Tessa Dutil and Ryleigh Coyne pipe macaron cookie halves onto a cookie sheet during a recent baking class held at Baking with Danielle in downtown Waterville. Amy Calder/Morning Sentinel

“We’re going to make the world’s most difficult cookie,” Doyon said, reminding Coyne and Dutil that they had made macarons during summer baking camp.

Working in pairs, the children sifted almond flour and confectioners sugar, squeezed drops of food coloring gel into little bowls of egg whites, mixed the uncolored whites to form a meringue and took direction from Doyon, who created a clear syrup on the stovetop that would be poured into the meringue.

“This is called an Italian meringue because we added a cooked syrup,” she said.

All the while, she taught them new skills by asking questions and explaining why, for instance, she measures liquid ingredients in milliliters (it’s a more precise measurement, she said). She used French culinary terms such as “mise en place,” when asking them to clear their table surface to make it a “nice a place to work.”

“The next step is piping the macaron and you can’t do that in this mess,” she said.

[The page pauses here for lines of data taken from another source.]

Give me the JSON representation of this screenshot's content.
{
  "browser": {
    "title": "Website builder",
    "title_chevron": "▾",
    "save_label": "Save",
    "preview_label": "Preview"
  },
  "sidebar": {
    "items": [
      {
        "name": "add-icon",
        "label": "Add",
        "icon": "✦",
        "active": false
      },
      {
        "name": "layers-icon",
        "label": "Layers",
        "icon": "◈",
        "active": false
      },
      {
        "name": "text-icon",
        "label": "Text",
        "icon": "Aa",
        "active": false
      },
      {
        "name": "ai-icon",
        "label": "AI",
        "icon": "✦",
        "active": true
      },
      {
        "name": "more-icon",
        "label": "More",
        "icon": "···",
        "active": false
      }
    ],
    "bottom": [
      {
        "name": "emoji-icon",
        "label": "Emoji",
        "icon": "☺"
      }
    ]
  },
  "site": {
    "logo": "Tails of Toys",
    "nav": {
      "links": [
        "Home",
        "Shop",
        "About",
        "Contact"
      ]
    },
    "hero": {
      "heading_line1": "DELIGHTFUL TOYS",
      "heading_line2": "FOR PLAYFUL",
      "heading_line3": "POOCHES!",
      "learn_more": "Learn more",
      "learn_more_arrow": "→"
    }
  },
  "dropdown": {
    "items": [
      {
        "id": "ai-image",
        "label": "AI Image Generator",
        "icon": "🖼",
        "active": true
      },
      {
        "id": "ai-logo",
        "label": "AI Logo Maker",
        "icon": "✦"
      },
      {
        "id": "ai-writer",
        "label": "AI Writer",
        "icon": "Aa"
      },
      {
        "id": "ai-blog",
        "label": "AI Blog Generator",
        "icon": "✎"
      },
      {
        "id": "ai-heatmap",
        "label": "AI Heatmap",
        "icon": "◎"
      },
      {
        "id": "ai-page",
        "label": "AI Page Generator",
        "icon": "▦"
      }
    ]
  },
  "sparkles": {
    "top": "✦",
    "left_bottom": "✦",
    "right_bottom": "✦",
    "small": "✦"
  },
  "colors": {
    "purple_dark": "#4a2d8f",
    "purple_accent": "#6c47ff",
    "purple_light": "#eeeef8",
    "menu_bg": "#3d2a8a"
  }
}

Her love of teaching and interacting with children was evident in her animated speech and actions; their fondness for her also was palpable (“You’re the best teacher I’ve had in a baking class and the only teacher I’ve had in baking class!” Troxell exclaimed).

Doyon baked the tiny green and magenta-colored cookie halves in a 290-degree oven for 18 minutes, let them cool and created a chocolate ganache using heavy cream and chocolate which the children used to fill the cookies. They then began decorating the macarons, as their parents streamed in around 5 p.m. to pick them up, looking as excited as their offspring. They all tasted the cookies, snapped photos, thanked Doyon and were off.

French macaron cookie halves are carefully placed on a cookie sheet during a recent baking class for children held at Baking with Danielle in downtown Waterville. Amy Calder/Morning Sentinel

“It’s just amazing how she doesn’t dumb down the recipes or desserts,” Dutil’s mother, Katie Dutil, said of Doyon. “Tessa makes blueberry tarts, ice cream cake, she’s made homemade Cheez-Its. She took classes this summer and every day she would come home with something new. It motivates her to do more. Danielle does really well with the kids, connecting with them and modeling. I like how she does small groups. She just treats them like mini-adults.”

A single mother, Doyon, 50, started her business 2 1/2 years ago in her Winslow home and moved it to 33 Temple St. in June. A registered nurse, she also works a flexible schedule at a rehabilitation center which allows ample time for baking and teaching, and is a substitute school nurse as well. A Lawrence High School graduate, she earned a bachelor’s in business with an English minor from New Hampshire College, now Southern New Hampshire University, taught English 101 at that university and in the summer worked with a pastry chef at a small coffee shop.

“He was so kind to me,” she said. “He made beautiful cakes and desserts and I just fell in love with it.”

Doyon was homesick and returned to Maine, where she worked as a pastry chef at the Royal River Grill House in Yarmouth and then studied nursing at University of Maine at Augusta, earning a Bachelor of Science in nursing.


Her love for sweets began when she was a young girl growing up in Fairfield, where she lived four houses from Hillman’s Bakery.

“My parents would give me a dollar and I’d walk to the bakery and buy a raspberry Bismarck and a coconut macaroon,” she recalled.

Doyon holds classes for adults as well and caters and takes orders for all sorts of cookies, pies, specialty cakes, cupcakes and more at info@bakingwithdanielle.com.

Amy Calder has been a Morning Sentinel reporter 35 years. Her columns appear here weekly. She is the author of the book “Comfort is an Old Barn,” a collection of her curated columns, published this year by Islandport Press. She may be reached at acalder@centralmaine.com. For previous Reporting Aside columns, go to centralmaine.com.

Related Headlines

Comments are no longer available on this story